[Opening Supplied material section]

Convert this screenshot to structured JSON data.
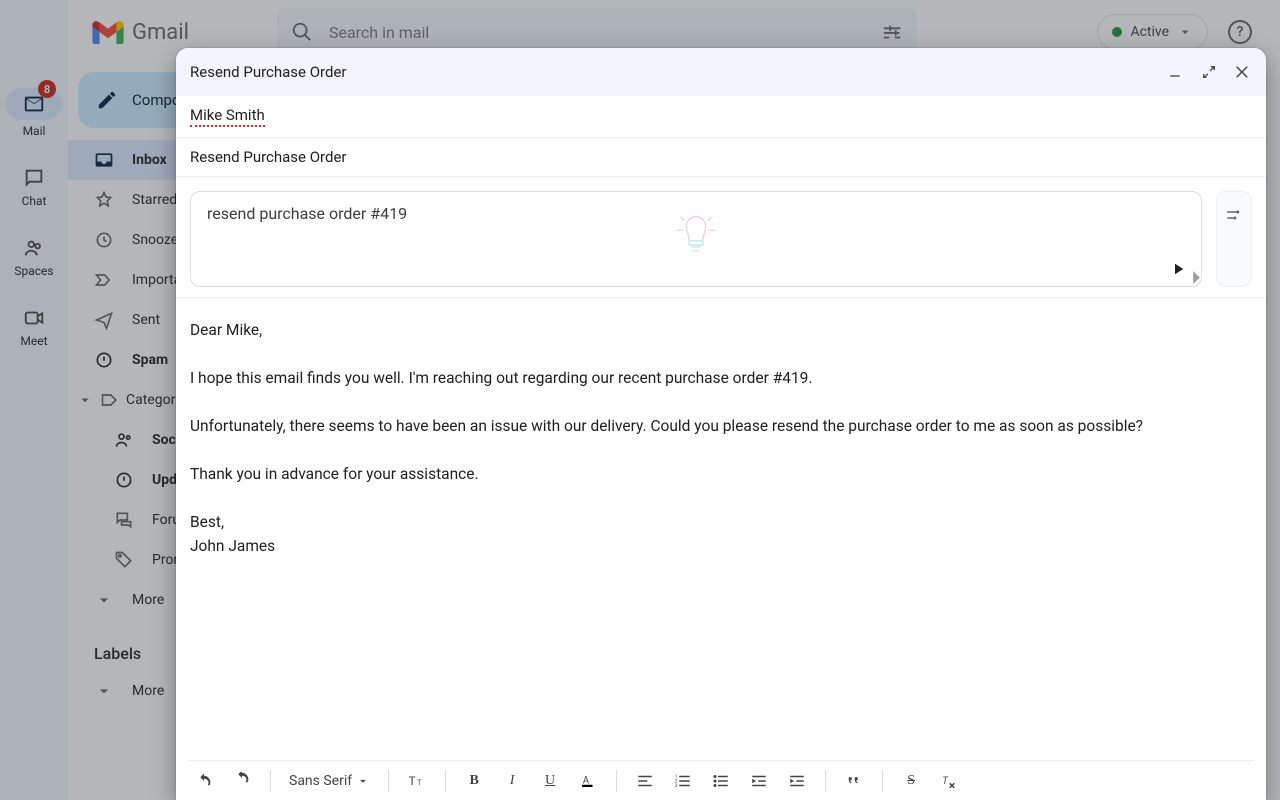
{
  "brand": {
    "name": "Gmail"
  },
  "search": {
    "placeholder": "Search in mail"
  },
  "status": {
    "active_label": "Active"
  },
  "rail": {
    "mail_badge": "8",
    "items": [
      {
        "label": "Mail"
      },
      {
        "label": "Chat"
      },
      {
        "label": "Spaces"
      },
      {
        "label": "Meet"
      }
    ]
  },
  "compose_button": {
    "label": "Compose"
  },
  "nav": {
    "items": [
      {
        "label": "Inbox"
      },
      {
        "label": "Starred"
      },
      {
        "label": "Snoozed"
      },
      {
        "label": "Important"
      },
      {
        "label": "Sent"
      },
      {
        "label": "Spam"
      },
      {
        "label": "Categories"
      },
      {
        "label": "Social"
      },
      {
        "label": "Updates"
      },
      {
        "label": "Forums"
      },
      {
        "label": "Promotions"
      },
      {
        "label": "More"
      }
    ],
    "labels_header": "Labels",
    "labels_more": "More"
  },
  "compose": {
    "window_title": "Resend Purchase Order",
    "to": "Mike Smith",
    "subject": "Resend Purchase Order",
    "ai_prompt": "resend purchase order #419",
    "body": "Dear Mike,\n\nI hope this email finds you well. I'm reaching out regarding our recent purchase order #419.\n\nUnfortunately, there seems to have been an issue with our delivery. Could you please resend the purchase order to me as soon as possible?\n\nThank you in advance for your assistance.\n\nBest,\nJohn James",
    "toolbar": {
      "font": "Sans Serif"
    }
  }
}
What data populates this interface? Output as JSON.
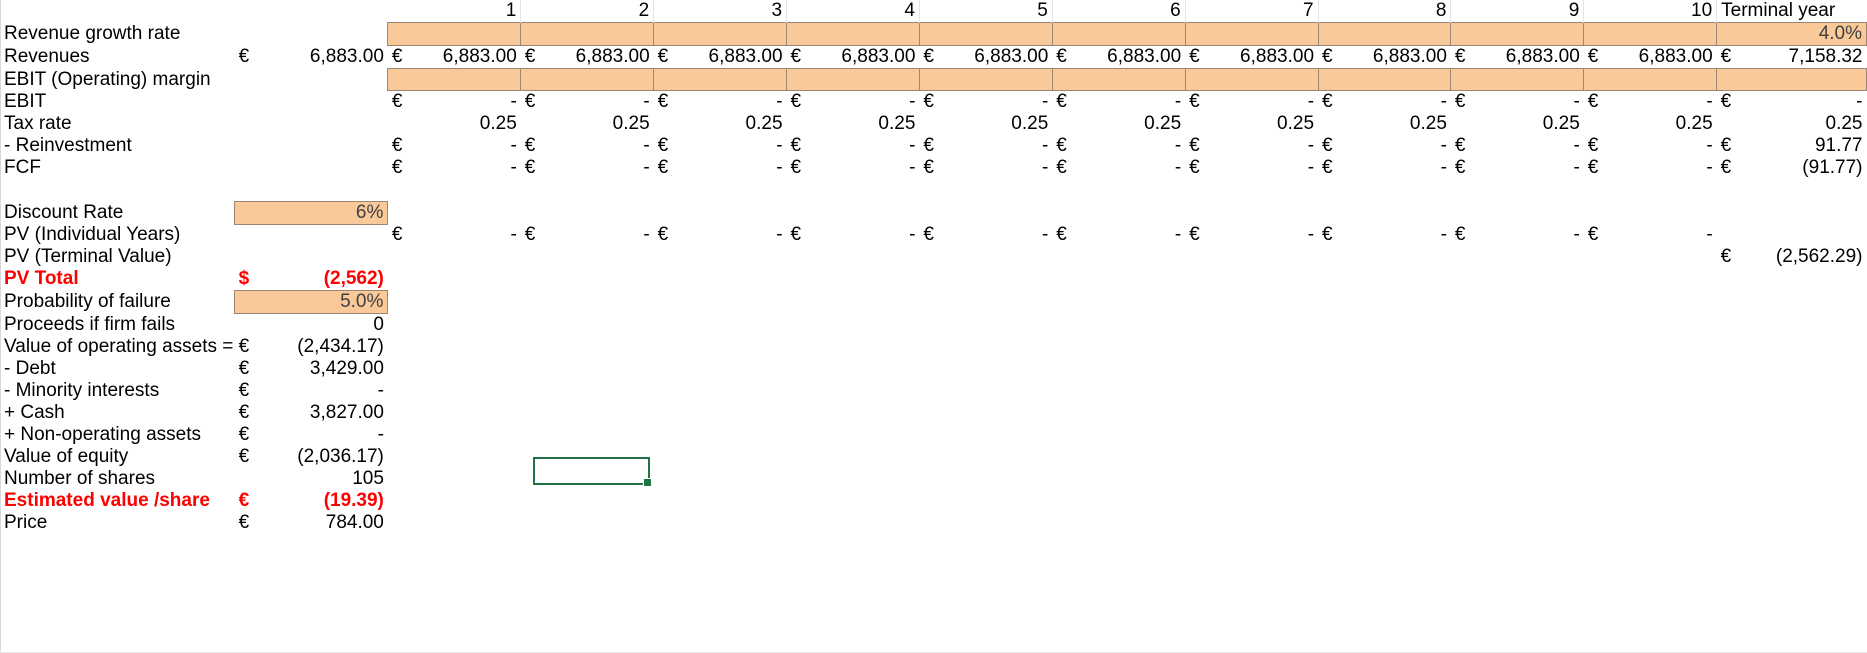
{
  "sheet": {
    "currency_symbol": "€",
    "dollar_symbol": "$",
    "dash": "-",
    "blank": "",
    "accent_orange": "#FAC999",
    "selection_green": "#217346",
    "negative_red": "#FF0000"
  },
  "columns": {
    "year_headers": [
      "1",
      "2",
      "3",
      "4",
      "5",
      "6",
      "7",
      "8",
      "9",
      "10"
    ],
    "terminal_header": "Terminal year"
  },
  "rows": {
    "revenue_growth": {
      "label": "Revenue growth rate",
      "base_cur": "",
      "base_val": "",
      "years": [
        "",
        "",
        "",
        "",
        "",
        "",
        "",
        "",
        "",
        ""
      ],
      "terminal": "4.0%"
    },
    "revenues": {
      "label": "Revenues",
      "base_cur": "€",
      "base_val": "6,883.00",
      "years": [
        "6,883.00",
        "6,883.00",
        "6,883.00",
        "6,883.00",
        "6,883.00",
        "6,883.00",
        "6,883.00",
        "6,883.00",
        "6,883.00",
        "6,883.00"
      ],
      "terminal": "7,158.32",
      "terminal_cur": "€",
      "year_cur": "€"
    },
    "ebit_margin": {
      "label": "EBIT (Operating) margin",
      "base_cur": "",
      "base_val": "",
      "years": [
        "",
        "",
        "",
        "",
        "",
        "",
        "",
        "",
        "",
        ""
      ],
      "terminal": ""
    },
    "ebit": {
      "label": "EBIT",
      "base_cur": "",
      "base_val": "",
      "years": [
        "-",
        "-",
        "-",
        "-",
        "-",
        "-",
        "-",
        "-",
        "-",
        "-"
      ],
      "terminal": "-",
      "terminal_cur": "€",
      "year_cur": "€"
    },
    "tax_rate": {
      "label": "Tax rate",
      "base_cur": "",
      "base_val": "",
      "years": [
        "0.25",
        "0.25",
        "0.25",
        "0.25",
        "0.25",
        "0.25",
        "0.25",
        "0.25",
        "0.25",
        "0.25"
      ],
      "terminal": "0.25",
      "terminal_cur": "",
      "year_cur": ""
    },
    "reinvestment": {
      "label": " -  Reinvestment",
      "base_cur": "",
      "base_val": "",
      "years": [
        "-",
        "-",
        "-",
        "-",
        "-",
        "-",
        "-",
        "-",
        "-",
        "-"
      ],
      "terminal": "91.77",
      "terminal_cur": "€",
      "year_cur": "€"
    },
    "fcf": {
      "label": "FCF",
      "base_cur": "",
      "base_val": "",
      "years": [
        "-",
        "-",
        "-",
        "-",
        "-",
        "-",
        "-",
        "-",
        "-",
        "-"
      ],
      "terminal": "(91.77)",
      "terminal_cur": "€",
      "year_cur": "€"
    },
    "discount_rate": {
      "label": "Discount Rate",
      "value": "6%"
    },
    "pv_individual_years": {
      "label": "PV (Individual Years)",
      "years": [
        "-",
        "-",
        "-",
        "-",
        "-",
        "-",
        "-",
        "-",
        "-",
        "-"
      ],
      "year_cur": "€"
    },
    "pv_terminal_value": {
      "label": "PV (Terminal Value)",
      "cur": "€",
      "value": "(2,562.29)"
    },
    "pv_total": {
      "label": "PV Total",
      "cur": "$",
      "value": "(2,562)"
    },
    "probability_of_failure": {
      "label": "Probability of failure",
      "value": "5.0%"
    },
    "proceeds_if_firm_fails": {
      "label": "Proceeds if firm fails",
      "cur": "",
      "value": "0"
    },
    "value_of_operating_assets": {
      "label": "Value of operating assets =",
      "cur": "€",
      "value": "(2,434.17)"
    },
    "debt": {
      "label": " -  Debt",
      "cur": "€",
      "value": "3,429.00"
    },
    "minority_interests": {
      "label": " -  Minority interests",
      "cur": "€",
      "value": "-"
    },
    "cash": {
      "label": " +  Cash",
      "cur": "€",
      "value": "3,827.00"
    },
    "non_operating_assets": {
      "label": " + Non-operating assets",
      "cur": "€",
      "value": "-"
    },
    "value_of_equity": {
      "label": "Value of equity",
      "cur": "€",
      "value": "(2,036.17)"
    },
    "number_of_shares": {
      "label": "Number of shares",
      "cur": "",
      "value": "105"
    },
    "estimated_value_per_share": {
      "label": "Estimated value /share",
      "cur": "€",
      "value": "(19.39)"
    },
    "price": {
      "label": "Price",
      "cur": "€",
      "value": "784.00"
    }
  }
}
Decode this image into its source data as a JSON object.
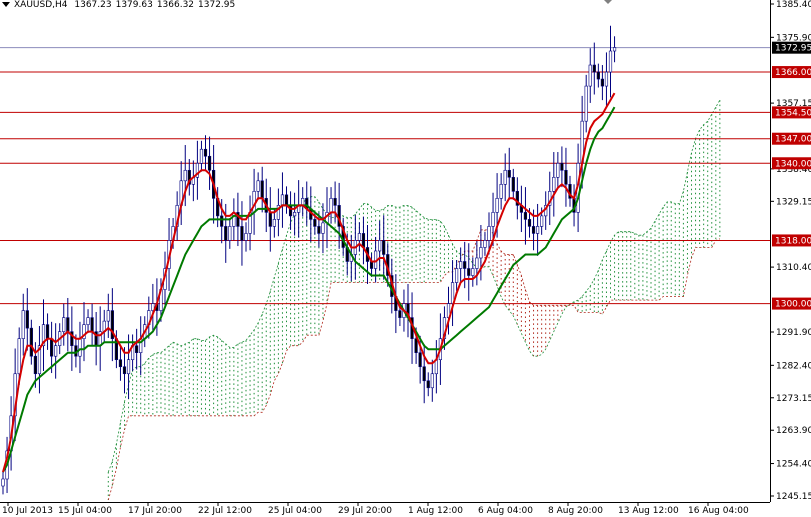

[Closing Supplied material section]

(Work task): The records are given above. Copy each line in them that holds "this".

(Solution below):
Convert this screenshot to structured JSON data.
    "body": "Dear Mike,\n\nI hope this email finds you well. I'm reaching out regarding our recent purchase order #419.\n\nUnfortunately, there seems to have been an issue with our delivery. Could you please resend the purchase order to me as soon as possible?\n\nThank you in advance for your assistance.\n\nBest,\nJohn James",
What data populates this interface? Output as JSON.
Decode this image into its source data as a JSON object.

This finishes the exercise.